The planned retirement of Texas Republican Congressman Will Hurd has shaken Republican circles in more than one way. Most notably, it has turned GOP jitters over the possibility of Texas becoming a blue state in 2020 into a full-blown panic. There has been a wave of Republican retirements in Texas, and the statistics on voter shifts are looking ominous unless Trump’s party can somehow win back suburban voters they are hemorrhaging. The loss of incumbents in vulnerable districts puts Republican efforts to claw their way back to a House majority even deeper in the hole.
But Hurd is symbolic of a much deeper problem for what used to be the Party of Lincoln. Hurd is the lone black GOP member of Congress. He’s been the outlier in a party that is rapidly becoming the province of older, less educated white men. Only 13 of the GOP House delegation are women—down to a 25-year low. The party’s brand is toxic among younger voters of nearly all backgrounds; even young Republicans are frustrated with the party’s hear-no-evil, see-no-evil, speak-no-evil position on climate change. Hurd was a rising star of the GOP delegation, a lodestar for the party’s potential for growth in an increasingly diverse country. Now, he’s leaving.
It has become something of an article of faith in some circles that Trump represents an aberration from the Republican norm, a deviance that will be set straight by wiser heads once he leaves office and the fever breaks. But there is no reason to believe that will be the case. A number of factors are locking the Republican Party into Trumpism in a way that will be nearly impossible to reverse within at least the space of a generation.
First, it will be difficult to persuade whole generations of voters who are shifting hard to the left. Younger Gen X, Millennial, and a new wave of Gen Z voters are utterly hostile to Republican stances on social issues, and almost as hostile to conservative positions on economic issues as well.

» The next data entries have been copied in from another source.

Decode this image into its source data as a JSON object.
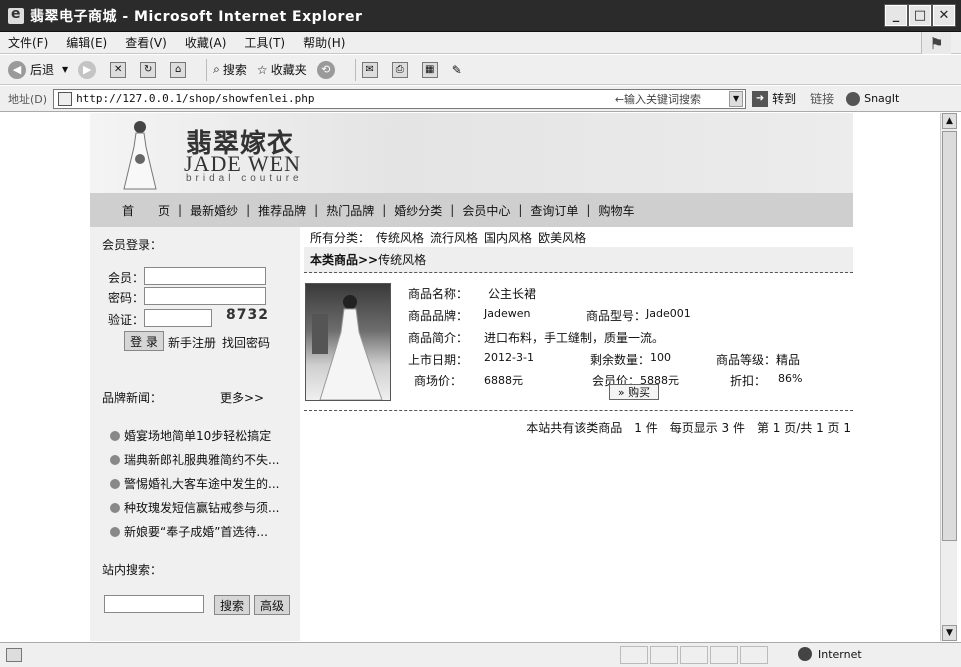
{
  "window": {
    "title": "翡翠电子商城 - Microsoft Internet Explorer",
    "buttons": {
      "minimize": "_",
      "maximize": "□",
      "close": "✕"
    }
  },
  "menu": [
    "文件(F)",
    "编辑(E)",
    "查看(V)",
    "收藏(A)",
    "工具(T)",
    "帮助(H)"
  ],
  "toolbar": {
    "back": "后退",
    "search": "搜索",
    "favorites": "收藏夹"
  },
  "address": {
    "label": "地址(D)",
    "url": "http://127.0.0.1/shop/showfenlei.php",
    "hint": "←输入关键词搜索",
    "go": "转到",
    "links": "链接",
    "snagit": "SnagIt"
  },
  "banner": {
    "logo_cn": "翡翠嫁衣",
    "logo_en": "JADE WEN",
    "logo_sub": "bridal couture"
  },
  "nav": [
    "首　　页",
    "最新婚纱",
    "推荐品牌",
    "热门品牌",
    "婚纱分类",
    "会员中心",
    "查询订单",
    "购物车"
  ],
  "login": {
    "heading": "会员登录：",
    "member_label": "会员：",
    "password_label": "密码：",
    "captcha_label": "验证：",
    "captcha_code": "8732",
    "login_button": "登 录",
    "register_link": "新手注册",
    "recover_link": "找回密码"
  },
  "brand_news": {
    "heading": "品牌新闻：",
    "more": "更多>>",
    "items": [
      "婚宴场地简单10步轻松搞定",
      "瑞典新郎礼服典雅简约不失...",
      "警惕婚礼大客车途中发生的...",
      "种玫瑰发短信赢钻戒参与须...",
      "新娘要“奉子成婚”首选待..."
    ]
  },
  "site_search": {
    "heading": "站内搜索：",
    "search_button": "搜索",
    "advanced_button": "高级"
  },
  "categories": {
    "label": "所有分类：",
    "items": [
      "传统风格",
      "流行风格",
      "国内风格",
      "欧美风格"
    ]
  },
  "breadcrumb": {
    "prefix": "本类商品>>",
    "current": "传统风格"
  },
  "product": {
    "name_label": "商品名称：",
    "name": "公主长裙",
    "brand_label": "商品品牌：",
    "brand": "Jadewen",
    "model_label": "商品型号：",
    "model": "Jade001",
    "intro_label": "商品简介：",
    "intro": "进口布料，手工缝制，质量一流。",
    "date_label": "上市日期：",
    "date": "2012-3-1",
    "stock_label": "剩余数量：",
    "stock": "100",
    "grade_label": "商品等级：",
    "grade": "精品",
    "market_label": "商场价：",
    "market_price": "6888元",
    "member_label": "会员价：",
    "member_price": "5888元",
    "discount_label": "折扣：",
    "discount": "86%",
    "buy_button": "» 购买"
  },
  "pager": {
    "text": "本站共有该类商品　1 件　每页显示 3 件　第 1 页/共 1 页 1"
  },
  "status": {
    "zone": "Internet"
  }
}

Voters who grew up in the era of Enron and Bear Stearns, struggled with outrageous education, healthcare, and housing costs. They watched Republicans spend a decade calling mild-mannered moderate Barack Obama a crazy socialist, are now eagerly embracing socialism. In 2018, a combination of GenX, Millennial, and GenZ voters outvoted baby boomers for the first time. Moreover, after tearing itself apart over social issues versus class populism in 2016, most Democrats have come to an intersectional understanding of how each affects the other—and that, in a country where large racial disparities exist, laissez-faire libertarian economic policy is intrinsically founded on racist assumptions no matter whether presented in dog-whistles by Marco Rubio or train whistles by Donald Trump. It won’t help Republicans to tack slightly to the center to please a young and more diverse voting bloc at the expense of mobilizing their older, more openly racist base if younger, better educated, and more diverse Americans won’t be fooled either way.

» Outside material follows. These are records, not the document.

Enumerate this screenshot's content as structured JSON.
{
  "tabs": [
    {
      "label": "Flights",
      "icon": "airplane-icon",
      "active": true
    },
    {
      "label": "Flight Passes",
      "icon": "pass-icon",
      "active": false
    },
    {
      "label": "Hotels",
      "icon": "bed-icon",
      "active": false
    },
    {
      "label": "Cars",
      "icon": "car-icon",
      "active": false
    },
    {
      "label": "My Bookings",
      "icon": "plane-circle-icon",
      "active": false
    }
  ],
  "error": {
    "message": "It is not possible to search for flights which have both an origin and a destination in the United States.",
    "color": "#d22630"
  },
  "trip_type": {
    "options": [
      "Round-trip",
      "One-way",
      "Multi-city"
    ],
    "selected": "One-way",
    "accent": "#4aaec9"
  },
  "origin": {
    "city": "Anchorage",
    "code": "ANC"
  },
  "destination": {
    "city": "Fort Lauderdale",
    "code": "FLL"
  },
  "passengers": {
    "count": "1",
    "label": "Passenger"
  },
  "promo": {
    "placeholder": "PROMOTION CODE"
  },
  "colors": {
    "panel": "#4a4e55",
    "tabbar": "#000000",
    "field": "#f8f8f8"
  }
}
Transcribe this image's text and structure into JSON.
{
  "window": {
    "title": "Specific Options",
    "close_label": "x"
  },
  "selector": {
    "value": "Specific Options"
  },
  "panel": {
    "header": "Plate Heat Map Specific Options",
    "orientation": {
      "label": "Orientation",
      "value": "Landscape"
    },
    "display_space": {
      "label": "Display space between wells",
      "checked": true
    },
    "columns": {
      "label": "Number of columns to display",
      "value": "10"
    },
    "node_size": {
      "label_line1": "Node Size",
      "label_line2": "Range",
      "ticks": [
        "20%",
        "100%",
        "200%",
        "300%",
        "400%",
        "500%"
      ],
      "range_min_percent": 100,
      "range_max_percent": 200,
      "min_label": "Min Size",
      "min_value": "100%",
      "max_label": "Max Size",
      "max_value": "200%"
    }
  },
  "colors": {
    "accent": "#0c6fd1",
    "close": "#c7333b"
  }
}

Second, candidates like Jeb Bush and Marco Rubio are not what Republican voters actually want. They proved it in 2016. Trump’s rock-solid popularity with the GOP base has only increased over time. After Trump’s horrifically racist tweets telling Congresswomen of color who were born in America to “go back where they came from,” Trump gained in approval ratings with Republicans. While conservative strategists may see value in nominating a less openly bigoted candidate to win over young, minority, and suburban voters, there is no reason to believe that the core Republican base will cooperate in, say, 2024 any better than they did in 2016. It’s far likelier that if Trump is resoundingly defeated in 2020, Republican voters will rely on conspiracy theories about voter fraud to resolve the cognitive dissonance, rather than accept a more moderate candidate who doesn’t thrill them by granting them permission to let their prejudices loose. Electorates don’t turn on a dime just because it would be convenient for strategists.
Third, there is the impact of the conservative infotainment complex. Increasingly, the Republican Party is more the legislative arm of Fox News than they are the media arm of the GOP. This is most obvious under Trump, who despite having access to the world’s most secretive and sensitive information, chooses instead to watch endless hours of mindless Fox News and tweet angrily afterward. But it’s obvious that after an era in which Republican politicians played puppet master to a hypnotized base, this decade’s crop of GOP elected officials at the state, local, and federal level have many of the same media habits and assumptions as their voters. And the problem with a political party being led by a media complex rather than vice versa is that a political party has an incentive to retain a majority, whereas the incentive of right-wing political media is to stoke outrage to sell ads for reverse mortgages to gullible seniors who need not comprise a majority or ever win a national election.
Duverger’s Law suggests that this situation cannot last forever, but much as the market can stay irrational longer than an investor can stay solvent, so too can a political party that has lost control of its own voters. And, as we’ve seen, a propaganda apparatus can remain itself in exile for a very long time before it can shed enough ideological dead weight to become viable again. There is no good reason to believe that Republicans will step back from the brink anytime soon. Will Hurd is leaving. Trumpism will remain in his place.